(Data for analysis begins)

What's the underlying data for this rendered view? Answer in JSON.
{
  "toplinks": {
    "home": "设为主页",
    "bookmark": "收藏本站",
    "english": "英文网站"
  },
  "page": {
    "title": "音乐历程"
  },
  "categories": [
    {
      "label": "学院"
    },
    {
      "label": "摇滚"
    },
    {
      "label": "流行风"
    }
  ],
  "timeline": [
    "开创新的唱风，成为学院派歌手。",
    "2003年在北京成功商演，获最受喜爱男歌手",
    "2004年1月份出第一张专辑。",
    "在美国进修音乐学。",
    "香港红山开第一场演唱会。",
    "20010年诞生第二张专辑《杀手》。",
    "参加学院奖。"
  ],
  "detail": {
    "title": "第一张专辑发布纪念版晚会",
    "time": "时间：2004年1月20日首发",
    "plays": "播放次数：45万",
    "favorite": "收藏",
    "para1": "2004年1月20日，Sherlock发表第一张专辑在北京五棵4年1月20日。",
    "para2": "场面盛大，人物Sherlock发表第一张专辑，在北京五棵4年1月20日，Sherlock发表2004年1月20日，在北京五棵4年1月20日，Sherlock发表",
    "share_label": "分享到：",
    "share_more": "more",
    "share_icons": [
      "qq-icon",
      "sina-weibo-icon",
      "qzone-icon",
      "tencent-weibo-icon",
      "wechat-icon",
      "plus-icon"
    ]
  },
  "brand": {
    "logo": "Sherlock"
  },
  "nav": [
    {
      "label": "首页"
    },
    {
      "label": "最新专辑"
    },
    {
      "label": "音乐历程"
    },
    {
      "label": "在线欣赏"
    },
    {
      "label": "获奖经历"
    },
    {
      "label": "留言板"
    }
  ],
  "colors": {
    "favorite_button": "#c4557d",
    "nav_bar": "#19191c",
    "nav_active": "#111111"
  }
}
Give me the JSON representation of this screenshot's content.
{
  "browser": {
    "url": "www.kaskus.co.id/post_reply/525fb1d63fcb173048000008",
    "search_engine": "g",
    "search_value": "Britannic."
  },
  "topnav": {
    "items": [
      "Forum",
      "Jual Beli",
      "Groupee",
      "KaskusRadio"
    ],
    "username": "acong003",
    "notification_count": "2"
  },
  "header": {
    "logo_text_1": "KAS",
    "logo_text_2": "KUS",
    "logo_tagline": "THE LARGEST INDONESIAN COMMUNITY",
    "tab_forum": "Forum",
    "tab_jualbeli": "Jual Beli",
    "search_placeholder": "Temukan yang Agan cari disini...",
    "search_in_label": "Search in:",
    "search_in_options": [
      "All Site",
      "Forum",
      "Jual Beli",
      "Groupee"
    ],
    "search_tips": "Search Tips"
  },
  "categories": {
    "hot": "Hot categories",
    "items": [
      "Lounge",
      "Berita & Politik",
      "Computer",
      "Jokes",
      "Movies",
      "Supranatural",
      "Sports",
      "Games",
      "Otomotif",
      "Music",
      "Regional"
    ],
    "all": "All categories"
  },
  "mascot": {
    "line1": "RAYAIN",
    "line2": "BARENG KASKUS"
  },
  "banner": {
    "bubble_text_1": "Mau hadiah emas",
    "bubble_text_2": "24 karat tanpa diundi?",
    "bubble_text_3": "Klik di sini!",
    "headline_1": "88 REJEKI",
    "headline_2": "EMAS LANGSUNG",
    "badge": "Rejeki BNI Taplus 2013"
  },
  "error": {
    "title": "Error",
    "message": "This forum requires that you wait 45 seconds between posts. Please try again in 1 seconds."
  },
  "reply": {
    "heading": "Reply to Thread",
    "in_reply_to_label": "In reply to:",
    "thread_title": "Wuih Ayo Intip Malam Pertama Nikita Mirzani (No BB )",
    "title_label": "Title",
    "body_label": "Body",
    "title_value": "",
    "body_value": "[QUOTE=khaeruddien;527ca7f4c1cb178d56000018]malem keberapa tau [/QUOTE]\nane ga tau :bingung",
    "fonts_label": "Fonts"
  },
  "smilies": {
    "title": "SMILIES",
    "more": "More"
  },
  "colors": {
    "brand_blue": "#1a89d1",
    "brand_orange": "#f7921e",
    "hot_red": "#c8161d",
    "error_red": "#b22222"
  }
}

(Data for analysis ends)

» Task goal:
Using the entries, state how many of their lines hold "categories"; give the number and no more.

» Finished exercise:
4